**** THE INPUT ****

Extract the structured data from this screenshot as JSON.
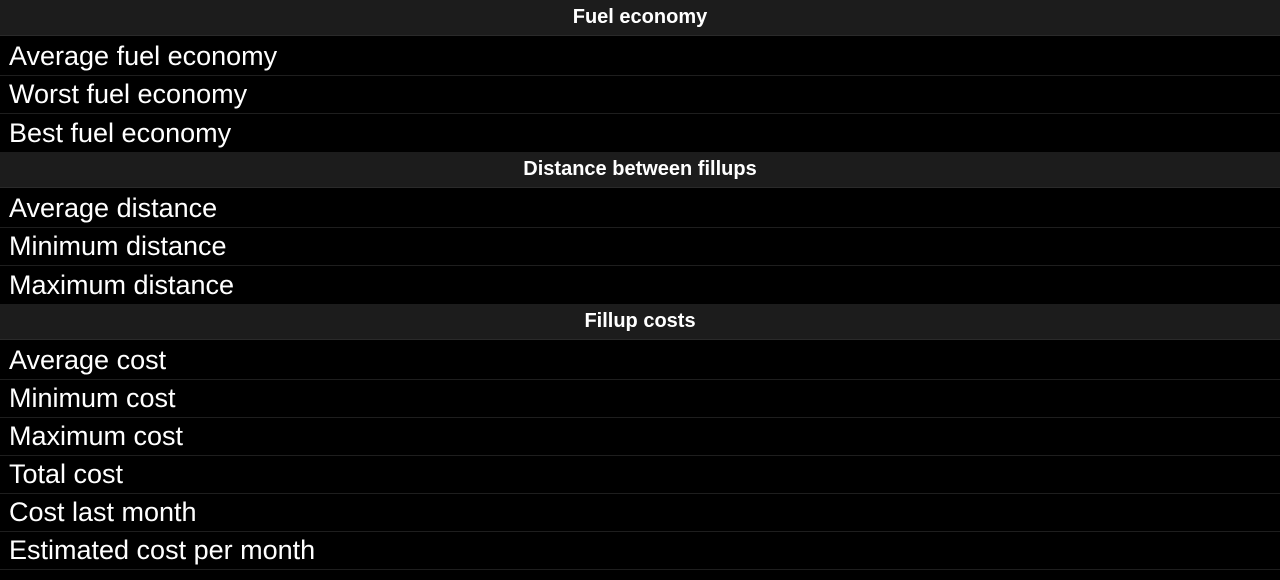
{
  "sections": [
    {
      "header": "Fuel economy",
      "rows": [
        "Average fuel economy",
        "Worst fuel economy",
        "Best fuel economy"
      ]
    },
    {
      "header": "Distance between fillups",
      "rows": [
        "Average distance",
        "Minimum distance",
        "Maximum distance"
      ]
    },
    {
      "header": "Fillup costs",
      "rows": [
        "Average cost",
        "Minimum cost",
        "Maximum cost",
        "Total cost",
        "Cost last month",
        "Estimated cost per month"
      ]
    }
  ]
}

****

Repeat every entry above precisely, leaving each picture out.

Extract the structured data from this screenshot as JSON.
{
  "sections": [
    {
      "header": "Fuel economy",
      "rows": [
        "Average fuel economy",
        "Worst fuel economy",
        "Best fuel economy"
      ]
    },
    {
      "header": "Distance between fillups",
      "rows": [
        "Average distance",
        "Minimum distance",
        "Maximum distance"
      ]
    },
    {
      "header": "Fillup costs",
      "rows": [
        "Average cost",
        "Minimum cost",
        "Maximum cost",
        "Total cost",
        "Cost last month",
        "Estimated cost per month"
      ]
    }
  ]
}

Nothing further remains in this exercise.